This research shows that visual clues can help to put the brakes on overeating, says Mary Hartley, RD and online nutritionist at AskMaryRD.com.
"I’m amazed that one little marker, without an accompanying explanation, could have such a precise effect," she says. "Without the marker, the estimation was so far off. It shows me that we are either very unaware whenever we don’t pay attention or we are subconsciously choosing not to acknowledge our actions."
Hartley says that women must be aware of their food portions because, once started, the body is programmed to keep eating. While it's not unlikely to think that food manufacturers could begin to use visual cues in their packaging (kind of like the new 100-calorie snack packs), Hartley says that you can create your own edible stop signs at home. She suggests eating off smaller plates and bowls, drinking from tall, slender glasses, slicing meat before serving to promote smaller helpings, and serving small portions of all foods. (You can always go back if you're still hungry!) When served a large plate of food when eating out, she recommends using your utensils to divide the portion and push half away.

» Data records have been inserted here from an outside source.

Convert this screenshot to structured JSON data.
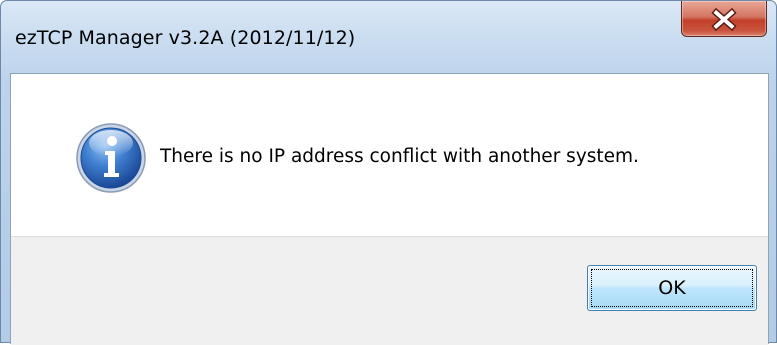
{
  "window": {
    "title": "ezTCP Manager v3.2A (2012/11/12)",
    "close_icon": "close-x-icon"
  },
  "message": {
    "icon": "info-icon",
    "text": "There is no IP address conflict with another system."
  },
  "buttons": {
    "ok_label": "OK"
  },
  "colors": {
    "close_button": "#c9553f",
    "info_icon": "#2d63b5",
    "ok_button_border": "#3c7fb1",
    "button_area": "#f0f0f0"
  }
}
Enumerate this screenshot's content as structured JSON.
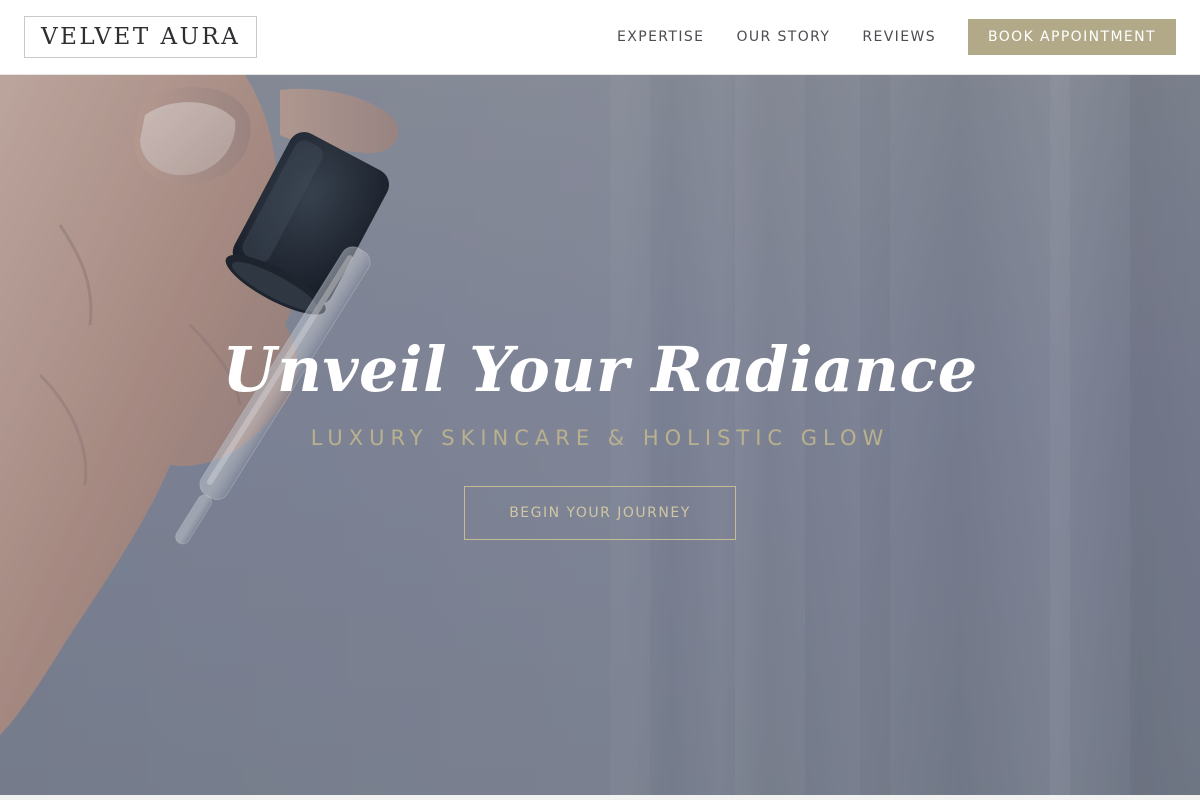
{
  "header": {
    "logo": "VELVET AURA",
    "nav": [
      {
        "label": "EXPERTISE"
      },
      {
        "label": "OUR STORY"
      },
      {
        "label": "REVIEWS"
      }
    ],
    "book_button": "BOOK APPOINTMENT"
  },
  "hero": {
    "title": "Unveil Your Radiance",
    "subtitle": "LUXURY SKINCARE & HOLISTIC GLOW",
    "cta": "BEGIN YOUR JOURNEY",
    "image": "hand-holding-serum-dropper"
  },
  "colors": {
    "accent": "#b1a988",
    "header_bg": "#ffffff",
    "hero_bg": "#80869a",
    "title_text": "#ffffff",
    "subtitle_text": "#b9b18e"
  }
}
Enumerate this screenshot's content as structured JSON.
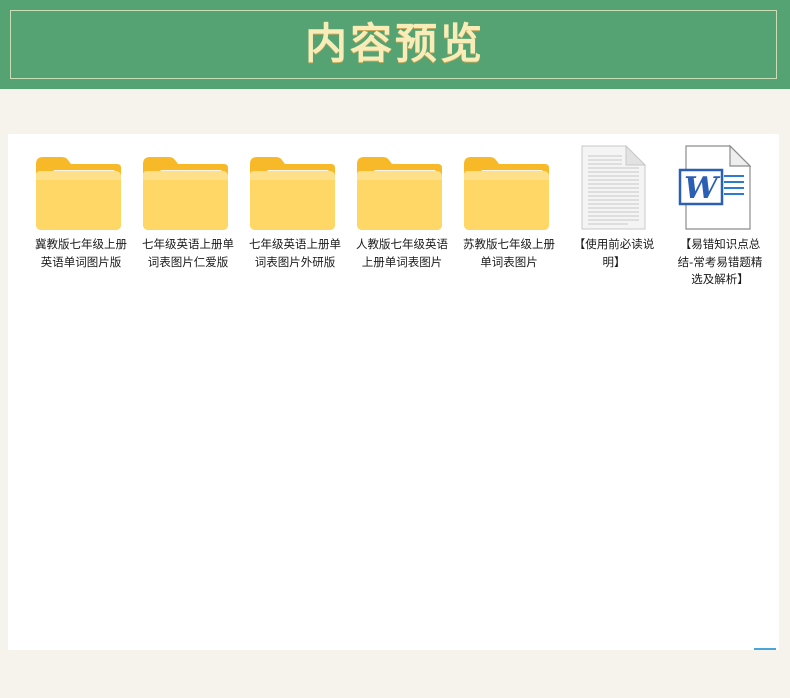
{
  "header": {
    "title": "内容预览"
  },
  "colors": {
    "banner_bg": "#55a372",
    "title_gold": "#f8edb8",
    "page_bg": "#f6f3ed",
    "folder_yellow": "#ffd766",
    "word_blue": "#2b5fb4"
  },
  "files": [
    {
      "name": "冀教版七年级上册英语单词图片版",
      "icon": "folder-icon"
    },
    {
      "name": "七年级英语上册单词表图片仁爱版",
      "icon": "folder-icon"
    },
    {
      "name": "七年级英语上册单词表图片外研版",
      "icon": "folder-icon"
    },
    {
      "name": "人教版七年级英语上册单词表图片",
      "icon": "folder-icon"
    },
    {
      "name": "苏教版七年级上册单词表图片",
      "icon": "folder-icon"
    },
    {
      "name": "【使用前必读说明】",
      "icon": "text-document-icon"
    },
    {
      "name": "【易错知识点总结-常考易错题精选及解析】",
      "icon": "word-document-icon"
    }
  ]
}
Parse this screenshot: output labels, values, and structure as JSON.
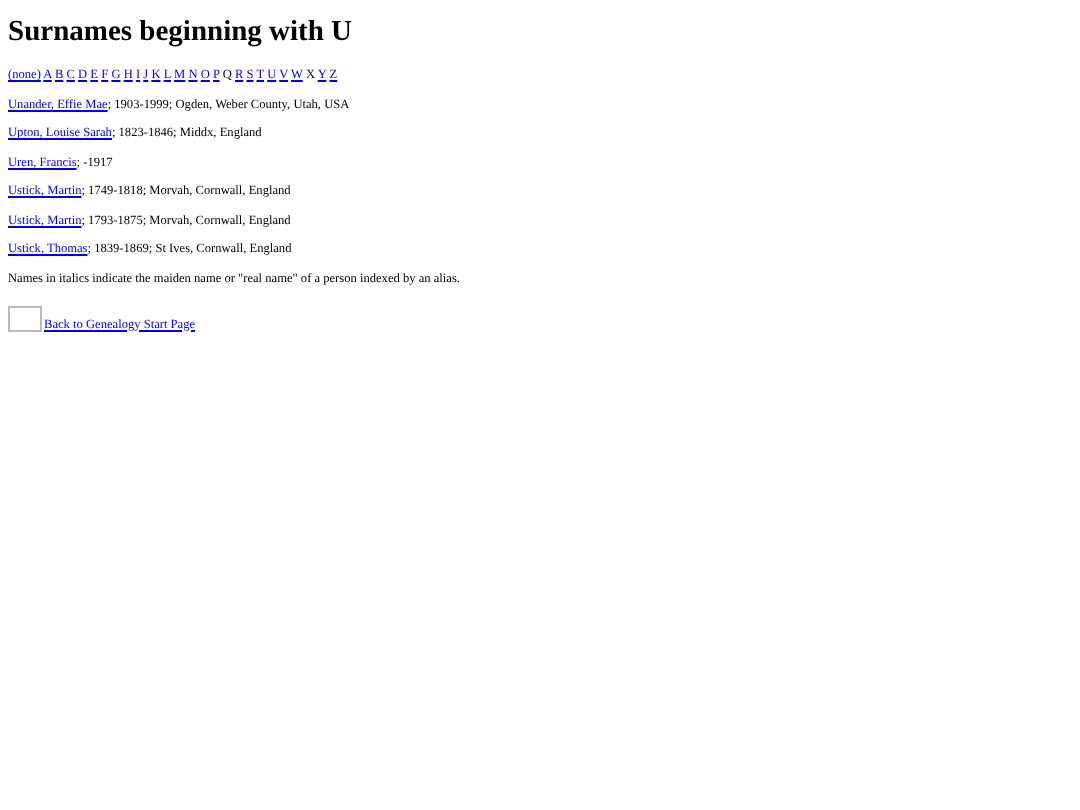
{
  "title": "Surnames beginning with U",
  "letters": [
    {
      "text": "(none)",
      "link": true
    },
    {
      "text": "A",
      "link": true
    },
    {
      "text": "B",
      "link": true
    },
    {
      "text": "C",
      "link": true
    },
    {
      "text": "D",
      "link": true
    },
    {
      "text": "E",
      "link": true
    },
    {
      "text": "F",
      "link": true
    },
    {
      "text": "G",
      "link": true
    },
    {
      "text": "H",
      "link": true
    },
    {
      "text": "I",
      "link": true
    },
    {
      "text": "J",
      "link": true
    },
    {
      "text": "K",
      "link": true
    },
    {
      "text": "L",
      "link": true
    },
    {
      "text": "M",
      "link": true
    },
    {
      "text": "N",
      "link": true
    },
    {
      "text": "O",
      "link": true
    },
    {
      "text": "P",
      "link": true
    },
    {
      "text": "Q",
      "link": false
    },
    {
      "text": "R",
      "link": true
    },
    {
      "text": "S",
      "link": true
    },
    {
      "text": "T",
      "link": true
    },
    {
      "text": "U",
      "link": true
    },
    {
      "text": "V",
      "link": true
    },
    {
      "text": "W",
      "link": true
    },
    {
      "text": "X",
      "link": false
    },
    {
      "text": "Y",
      "link": true
    },
    {
      "text": "Z",
      "link": true
    }
  ],
  "entries": [
    {
      "name": "Unander, Effie Mae",
      "details": "; 1903-1999; Ogden, Weber County, Utah, USA"
    },
    {
      "name": "Upton, Louise Sarah",
      "details": "; 1823-1846; Middx, England"
    },
    {
      "name": "Uren, Francis",
      "details": "; -1917"
    },
    {
      "name": "Ustick, Martin",
      "details": "; 1749-1818; Morvah, Cornwall, England"
    },
    {
      "name": "Ustick, Martin",
      "details": "; 1793-1875; Morvah, Cornwall, England"
    },
    {
      "name": "Ustick, Thomas",
      "details": "; 1839-1869; St Ives, Cornwall, England"
    }
  ],
  "note": "Names in italics indicate the maiden name or \"real name\" of a person indexed by an alias.",
  "back_link": "Back to Genealogy Start Page"
}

Overall, this research reminds us to pay attention to visual cues.
"It’s a given: People use visual estimates, over physical signs of satiety, to guide their food intake," Hartley says. "We are a little like dogs in that way."
What do you think of this new research? Would you buy snack food with edible stop signs? How do you keep your portion sizes down? Tell us!